Excerpts from a dataset:
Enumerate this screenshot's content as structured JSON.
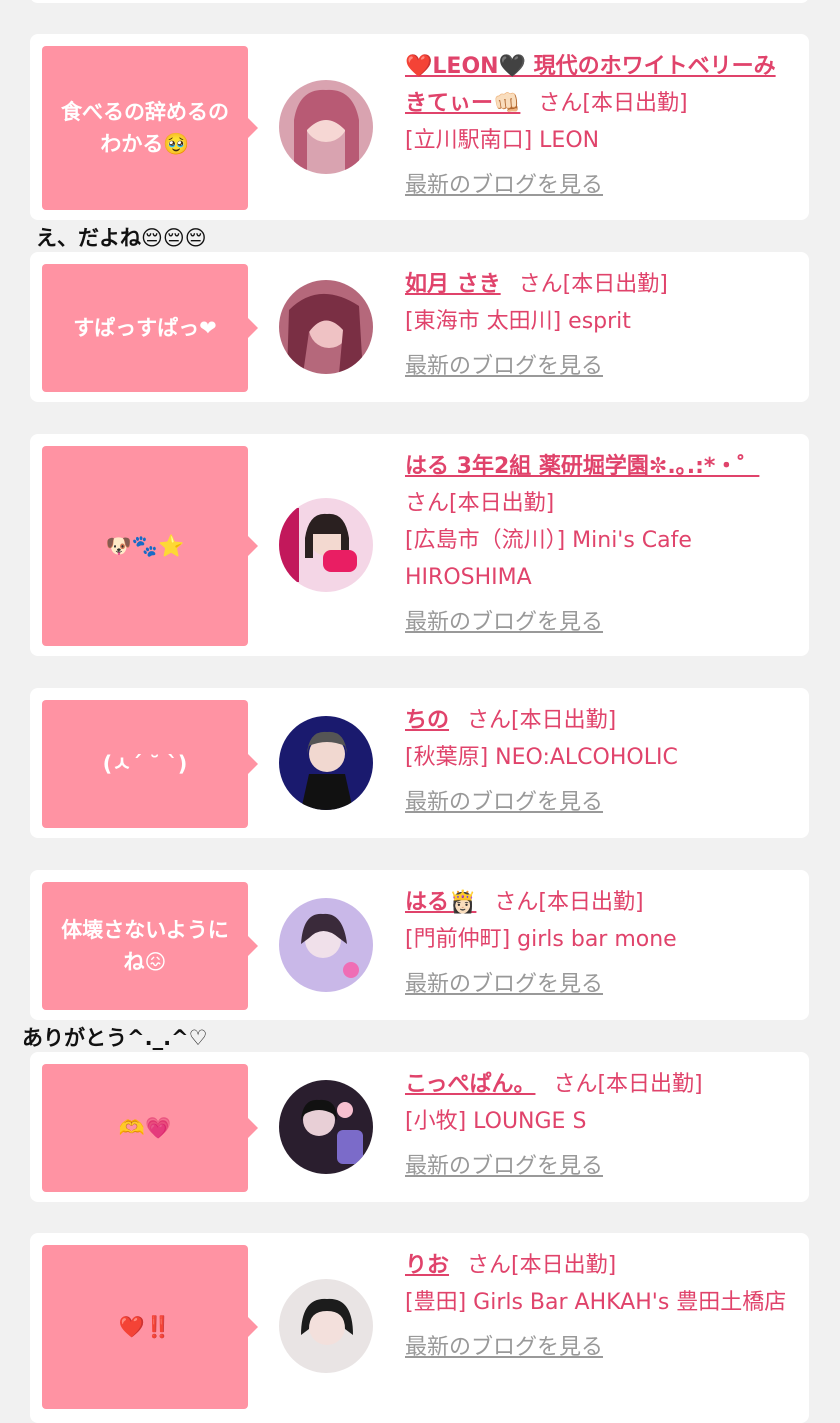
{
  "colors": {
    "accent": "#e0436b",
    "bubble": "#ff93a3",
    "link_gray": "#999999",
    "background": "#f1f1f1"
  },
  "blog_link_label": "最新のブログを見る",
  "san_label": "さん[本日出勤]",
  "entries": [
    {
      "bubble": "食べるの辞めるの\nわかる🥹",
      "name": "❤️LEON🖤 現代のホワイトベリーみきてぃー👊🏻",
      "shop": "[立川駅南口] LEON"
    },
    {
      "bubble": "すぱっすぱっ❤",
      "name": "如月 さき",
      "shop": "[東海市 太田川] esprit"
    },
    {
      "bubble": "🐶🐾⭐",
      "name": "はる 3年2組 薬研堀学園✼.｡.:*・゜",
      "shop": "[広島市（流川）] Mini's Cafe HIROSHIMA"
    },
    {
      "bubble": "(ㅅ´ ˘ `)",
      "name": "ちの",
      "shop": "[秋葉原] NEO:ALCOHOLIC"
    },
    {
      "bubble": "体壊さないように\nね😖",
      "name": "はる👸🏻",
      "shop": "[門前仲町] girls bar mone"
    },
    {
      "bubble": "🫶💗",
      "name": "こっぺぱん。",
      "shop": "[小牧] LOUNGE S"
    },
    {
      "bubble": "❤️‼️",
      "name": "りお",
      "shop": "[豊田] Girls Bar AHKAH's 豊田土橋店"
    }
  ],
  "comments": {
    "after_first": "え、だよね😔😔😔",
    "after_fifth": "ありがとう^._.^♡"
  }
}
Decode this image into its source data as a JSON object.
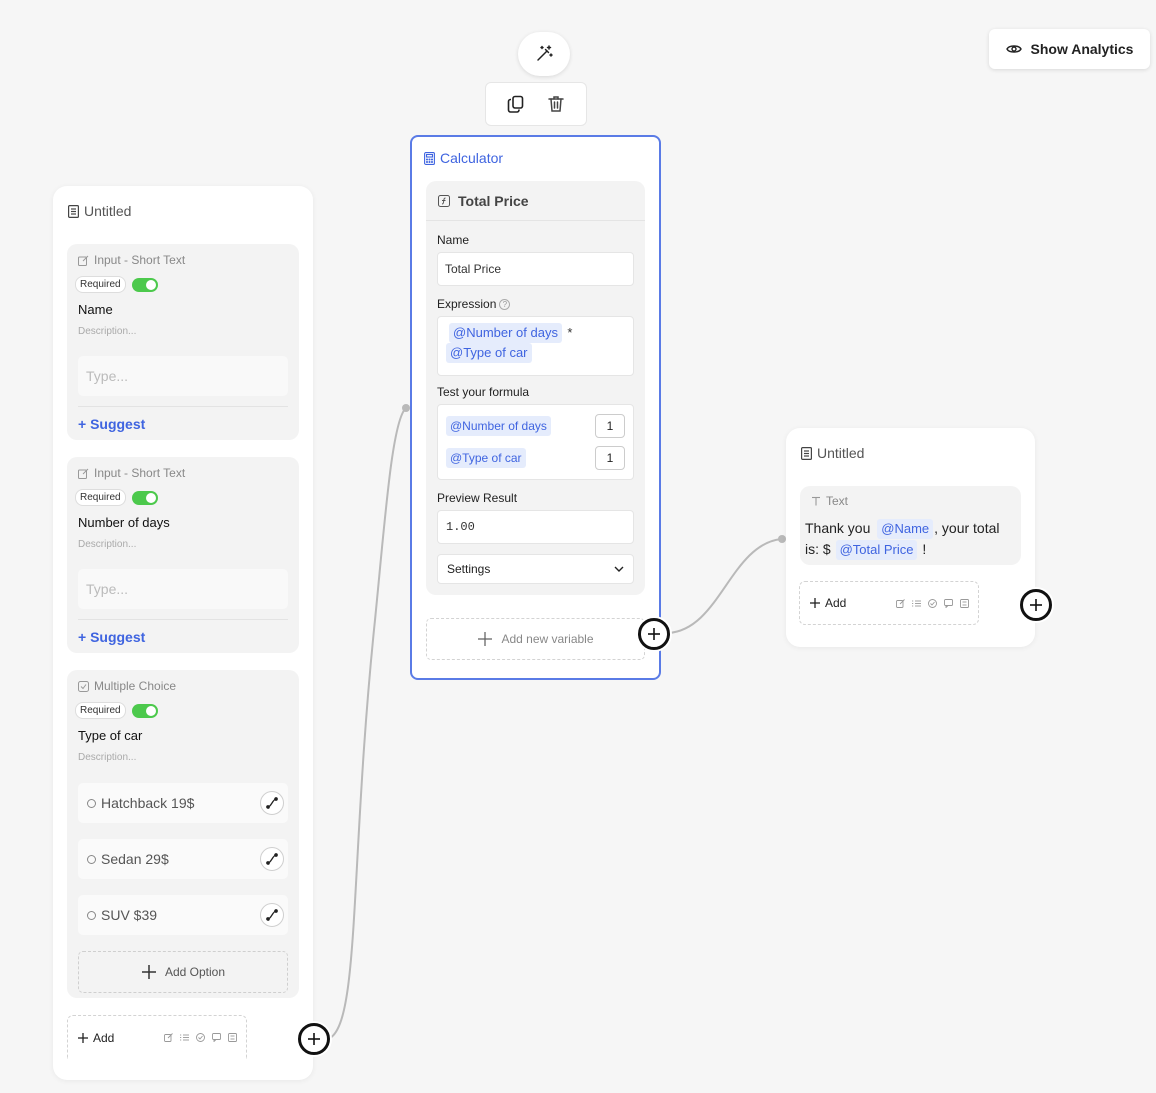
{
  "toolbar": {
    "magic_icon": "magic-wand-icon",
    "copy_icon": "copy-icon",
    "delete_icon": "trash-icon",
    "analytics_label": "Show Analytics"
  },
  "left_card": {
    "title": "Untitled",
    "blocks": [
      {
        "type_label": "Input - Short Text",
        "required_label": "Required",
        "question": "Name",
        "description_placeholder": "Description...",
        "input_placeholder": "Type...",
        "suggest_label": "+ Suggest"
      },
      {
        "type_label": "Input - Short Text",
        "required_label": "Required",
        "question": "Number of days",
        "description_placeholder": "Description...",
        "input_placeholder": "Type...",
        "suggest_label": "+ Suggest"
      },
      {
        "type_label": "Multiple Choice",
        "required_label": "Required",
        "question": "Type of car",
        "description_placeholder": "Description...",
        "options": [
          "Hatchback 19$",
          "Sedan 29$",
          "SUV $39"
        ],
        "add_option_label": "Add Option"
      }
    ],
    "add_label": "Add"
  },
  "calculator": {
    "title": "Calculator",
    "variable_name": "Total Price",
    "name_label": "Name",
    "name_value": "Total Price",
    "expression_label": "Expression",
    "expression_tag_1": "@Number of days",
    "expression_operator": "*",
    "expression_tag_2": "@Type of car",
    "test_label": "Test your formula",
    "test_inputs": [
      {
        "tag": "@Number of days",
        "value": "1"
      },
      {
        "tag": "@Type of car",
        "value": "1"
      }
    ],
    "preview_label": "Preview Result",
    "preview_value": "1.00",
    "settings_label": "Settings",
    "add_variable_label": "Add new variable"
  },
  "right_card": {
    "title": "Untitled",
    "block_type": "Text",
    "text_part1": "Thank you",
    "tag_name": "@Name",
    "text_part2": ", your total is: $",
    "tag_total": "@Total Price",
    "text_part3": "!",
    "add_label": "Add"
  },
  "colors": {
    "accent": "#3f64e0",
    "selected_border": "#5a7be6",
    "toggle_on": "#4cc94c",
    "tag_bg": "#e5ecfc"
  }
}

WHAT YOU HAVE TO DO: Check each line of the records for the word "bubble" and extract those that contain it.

EXERCISE SOLUTION:
    "bubble": "#ff93a3",
      "bubble": "食べるの辞めるの\nわかる🥹",
      "bubble": "すぱっすぱっ❤",
      "bubble": "🐶🐾⭐",
      "bubble": "(ㅅ´ ˘ `)",
      "bubble": "体壊さないように\nね😖",
      "bubble": "🫶💗",
      "bubble": "❤️‼️",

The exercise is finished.